• What to work on:
Copy all the lines of the data that include the word "master".

### Source material ###

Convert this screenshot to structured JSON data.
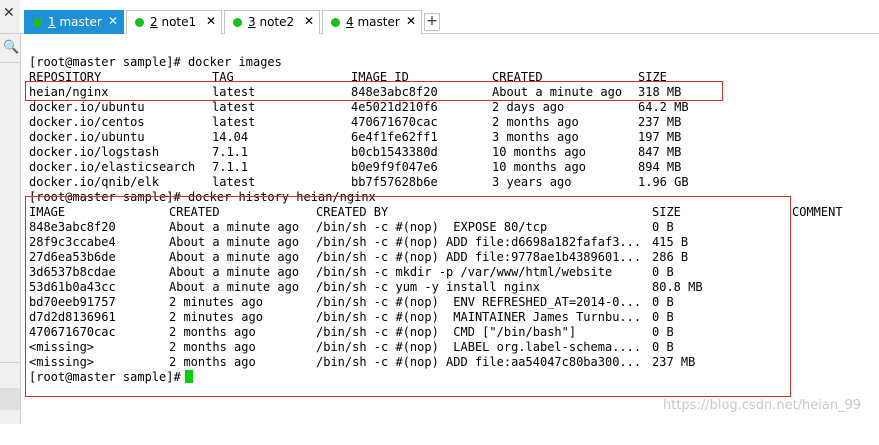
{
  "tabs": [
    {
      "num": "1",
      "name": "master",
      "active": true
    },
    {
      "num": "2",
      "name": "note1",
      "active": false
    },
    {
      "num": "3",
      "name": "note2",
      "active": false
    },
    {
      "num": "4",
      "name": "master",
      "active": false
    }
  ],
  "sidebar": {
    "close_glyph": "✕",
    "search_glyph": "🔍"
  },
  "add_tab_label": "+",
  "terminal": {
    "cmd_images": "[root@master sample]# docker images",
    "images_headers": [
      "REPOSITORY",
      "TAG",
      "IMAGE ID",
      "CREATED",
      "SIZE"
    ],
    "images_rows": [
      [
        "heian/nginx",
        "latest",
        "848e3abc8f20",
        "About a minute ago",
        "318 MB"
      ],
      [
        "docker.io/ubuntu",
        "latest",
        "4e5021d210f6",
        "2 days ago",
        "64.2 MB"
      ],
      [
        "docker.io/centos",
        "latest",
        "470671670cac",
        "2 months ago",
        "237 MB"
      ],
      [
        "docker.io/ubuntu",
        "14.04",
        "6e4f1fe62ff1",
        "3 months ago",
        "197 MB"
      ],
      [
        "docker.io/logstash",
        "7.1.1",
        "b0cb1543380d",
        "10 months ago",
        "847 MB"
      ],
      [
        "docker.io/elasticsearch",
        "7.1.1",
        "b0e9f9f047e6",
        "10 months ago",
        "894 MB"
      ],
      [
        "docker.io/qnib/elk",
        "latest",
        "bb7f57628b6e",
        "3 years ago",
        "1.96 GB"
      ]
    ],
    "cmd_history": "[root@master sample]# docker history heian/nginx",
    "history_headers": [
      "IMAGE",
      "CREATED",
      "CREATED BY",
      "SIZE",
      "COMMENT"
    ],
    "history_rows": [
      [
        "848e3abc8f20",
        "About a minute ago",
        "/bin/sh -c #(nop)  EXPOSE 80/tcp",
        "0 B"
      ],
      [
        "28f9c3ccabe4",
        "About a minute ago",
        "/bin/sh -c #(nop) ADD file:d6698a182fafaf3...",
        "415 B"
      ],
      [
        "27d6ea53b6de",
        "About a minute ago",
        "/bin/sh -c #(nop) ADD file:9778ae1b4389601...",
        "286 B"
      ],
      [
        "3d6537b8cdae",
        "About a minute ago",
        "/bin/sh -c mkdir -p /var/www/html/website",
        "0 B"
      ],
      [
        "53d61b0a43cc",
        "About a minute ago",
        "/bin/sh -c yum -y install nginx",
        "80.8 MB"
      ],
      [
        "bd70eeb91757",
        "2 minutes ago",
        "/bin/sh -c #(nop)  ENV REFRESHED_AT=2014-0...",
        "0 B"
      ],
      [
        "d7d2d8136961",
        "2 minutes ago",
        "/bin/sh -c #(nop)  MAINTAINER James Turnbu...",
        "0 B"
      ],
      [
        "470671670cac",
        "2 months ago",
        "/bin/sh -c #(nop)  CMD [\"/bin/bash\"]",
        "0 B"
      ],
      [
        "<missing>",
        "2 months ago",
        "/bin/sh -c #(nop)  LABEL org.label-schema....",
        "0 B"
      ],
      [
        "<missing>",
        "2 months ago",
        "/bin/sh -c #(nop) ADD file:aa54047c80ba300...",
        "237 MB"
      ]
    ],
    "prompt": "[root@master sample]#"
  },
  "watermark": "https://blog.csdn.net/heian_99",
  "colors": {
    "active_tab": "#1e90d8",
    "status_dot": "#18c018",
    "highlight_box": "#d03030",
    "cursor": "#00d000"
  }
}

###

• Written reply:
      "name": "master",
      "name": "master",
    "cmd_images": "[root@master sample]# docker images",
    "cmd_history": "[root@master sample]# docker history heian/nginx",
    "prompt": "[root@master sample]#"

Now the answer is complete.